* [ASSIGNMENT]
Examine the records and identify each line that includes the string "JSON". Copy those lines.

═══ MATERIAL PROVIDED ═══

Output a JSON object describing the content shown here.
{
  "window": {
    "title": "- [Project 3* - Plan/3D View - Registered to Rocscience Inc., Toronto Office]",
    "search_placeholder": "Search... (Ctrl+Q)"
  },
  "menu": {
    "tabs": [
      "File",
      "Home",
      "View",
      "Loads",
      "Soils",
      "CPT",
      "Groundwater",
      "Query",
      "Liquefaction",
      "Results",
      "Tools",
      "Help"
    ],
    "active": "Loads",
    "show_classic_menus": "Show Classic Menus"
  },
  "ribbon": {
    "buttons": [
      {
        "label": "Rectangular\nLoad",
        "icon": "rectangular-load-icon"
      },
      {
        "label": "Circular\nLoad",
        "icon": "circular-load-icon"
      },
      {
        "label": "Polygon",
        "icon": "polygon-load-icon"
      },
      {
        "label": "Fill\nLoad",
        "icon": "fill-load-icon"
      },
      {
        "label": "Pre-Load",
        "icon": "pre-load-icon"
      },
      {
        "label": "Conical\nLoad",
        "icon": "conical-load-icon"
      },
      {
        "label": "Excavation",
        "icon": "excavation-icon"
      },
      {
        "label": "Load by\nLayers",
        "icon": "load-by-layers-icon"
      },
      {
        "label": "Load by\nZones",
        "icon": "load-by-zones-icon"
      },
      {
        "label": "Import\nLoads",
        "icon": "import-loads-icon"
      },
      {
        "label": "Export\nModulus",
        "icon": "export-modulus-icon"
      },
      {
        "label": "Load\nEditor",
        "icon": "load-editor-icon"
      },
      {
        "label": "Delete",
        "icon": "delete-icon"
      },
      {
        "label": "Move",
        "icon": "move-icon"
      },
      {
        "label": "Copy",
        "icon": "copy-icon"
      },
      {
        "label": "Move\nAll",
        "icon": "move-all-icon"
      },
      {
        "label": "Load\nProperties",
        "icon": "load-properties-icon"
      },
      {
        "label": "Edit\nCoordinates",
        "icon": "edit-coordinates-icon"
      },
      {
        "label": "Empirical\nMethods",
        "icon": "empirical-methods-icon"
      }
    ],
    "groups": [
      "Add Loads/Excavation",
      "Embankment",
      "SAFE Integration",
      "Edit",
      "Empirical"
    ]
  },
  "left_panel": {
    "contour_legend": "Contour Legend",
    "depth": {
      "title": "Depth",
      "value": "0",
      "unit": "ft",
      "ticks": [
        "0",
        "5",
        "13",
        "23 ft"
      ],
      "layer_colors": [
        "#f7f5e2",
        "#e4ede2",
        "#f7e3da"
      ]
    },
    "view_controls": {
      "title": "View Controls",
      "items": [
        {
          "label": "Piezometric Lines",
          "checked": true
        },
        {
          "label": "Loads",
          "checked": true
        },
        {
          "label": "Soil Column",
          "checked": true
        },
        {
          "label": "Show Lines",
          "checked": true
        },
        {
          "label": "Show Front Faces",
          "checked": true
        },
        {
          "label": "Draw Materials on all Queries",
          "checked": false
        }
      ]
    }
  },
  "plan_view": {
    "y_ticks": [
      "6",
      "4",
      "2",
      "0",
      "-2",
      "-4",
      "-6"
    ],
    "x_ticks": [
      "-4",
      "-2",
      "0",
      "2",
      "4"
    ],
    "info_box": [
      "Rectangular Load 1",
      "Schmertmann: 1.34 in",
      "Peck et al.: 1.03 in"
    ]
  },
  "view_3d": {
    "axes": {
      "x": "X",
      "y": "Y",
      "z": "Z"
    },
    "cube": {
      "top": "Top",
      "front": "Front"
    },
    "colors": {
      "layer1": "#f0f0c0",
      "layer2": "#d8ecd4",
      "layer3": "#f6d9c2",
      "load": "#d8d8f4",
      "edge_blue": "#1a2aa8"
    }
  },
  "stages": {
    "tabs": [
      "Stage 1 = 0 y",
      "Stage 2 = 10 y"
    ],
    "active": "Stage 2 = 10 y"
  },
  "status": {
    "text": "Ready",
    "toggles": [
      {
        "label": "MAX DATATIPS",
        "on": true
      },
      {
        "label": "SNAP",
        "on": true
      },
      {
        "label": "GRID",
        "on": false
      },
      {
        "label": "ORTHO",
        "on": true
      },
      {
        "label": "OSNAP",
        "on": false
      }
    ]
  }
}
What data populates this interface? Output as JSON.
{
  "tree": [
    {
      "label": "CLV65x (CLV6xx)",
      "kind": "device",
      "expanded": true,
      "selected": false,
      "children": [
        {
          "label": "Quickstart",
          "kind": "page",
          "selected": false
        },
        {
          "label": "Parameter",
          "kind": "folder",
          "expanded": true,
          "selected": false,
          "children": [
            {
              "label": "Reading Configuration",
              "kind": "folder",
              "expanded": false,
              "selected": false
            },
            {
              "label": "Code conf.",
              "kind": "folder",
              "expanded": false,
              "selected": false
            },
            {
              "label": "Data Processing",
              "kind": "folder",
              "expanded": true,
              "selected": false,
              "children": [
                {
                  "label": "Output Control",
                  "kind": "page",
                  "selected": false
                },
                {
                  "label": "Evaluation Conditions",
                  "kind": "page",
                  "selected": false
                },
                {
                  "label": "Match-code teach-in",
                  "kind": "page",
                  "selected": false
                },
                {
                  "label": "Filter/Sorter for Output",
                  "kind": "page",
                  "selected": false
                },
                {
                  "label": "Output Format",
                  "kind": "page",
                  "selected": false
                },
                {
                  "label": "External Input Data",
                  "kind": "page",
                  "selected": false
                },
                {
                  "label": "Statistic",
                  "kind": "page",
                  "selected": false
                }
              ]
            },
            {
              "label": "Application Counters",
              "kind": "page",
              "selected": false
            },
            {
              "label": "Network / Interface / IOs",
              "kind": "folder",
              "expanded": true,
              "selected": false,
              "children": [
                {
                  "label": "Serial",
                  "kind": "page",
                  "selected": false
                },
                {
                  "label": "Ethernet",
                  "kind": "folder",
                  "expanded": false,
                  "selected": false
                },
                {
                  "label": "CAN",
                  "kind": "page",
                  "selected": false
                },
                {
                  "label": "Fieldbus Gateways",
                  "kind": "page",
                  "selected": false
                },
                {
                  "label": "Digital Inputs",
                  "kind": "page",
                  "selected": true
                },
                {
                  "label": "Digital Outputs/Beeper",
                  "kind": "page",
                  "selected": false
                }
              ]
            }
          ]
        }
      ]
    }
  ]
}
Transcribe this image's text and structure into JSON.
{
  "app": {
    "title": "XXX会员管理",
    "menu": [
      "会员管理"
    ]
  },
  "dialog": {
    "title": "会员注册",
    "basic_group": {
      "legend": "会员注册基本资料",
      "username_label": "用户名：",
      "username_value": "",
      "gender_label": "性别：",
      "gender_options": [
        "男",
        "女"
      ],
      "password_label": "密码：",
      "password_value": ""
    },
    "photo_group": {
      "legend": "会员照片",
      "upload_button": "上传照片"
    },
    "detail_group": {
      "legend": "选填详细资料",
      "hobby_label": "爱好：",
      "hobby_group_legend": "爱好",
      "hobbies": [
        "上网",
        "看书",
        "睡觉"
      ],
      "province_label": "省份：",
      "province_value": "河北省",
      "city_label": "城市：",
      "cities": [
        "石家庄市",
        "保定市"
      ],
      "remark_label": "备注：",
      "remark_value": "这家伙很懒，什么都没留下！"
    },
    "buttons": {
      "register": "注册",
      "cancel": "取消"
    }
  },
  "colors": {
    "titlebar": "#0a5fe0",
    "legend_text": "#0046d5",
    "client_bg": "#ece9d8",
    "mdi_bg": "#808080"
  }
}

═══

* [SOLUTION FOR THIS EXERCISE]
Output a JSON object describing the content shown here.
What data populates this interface? Output as JSON.
Transcribe this image's text and structure into JSON.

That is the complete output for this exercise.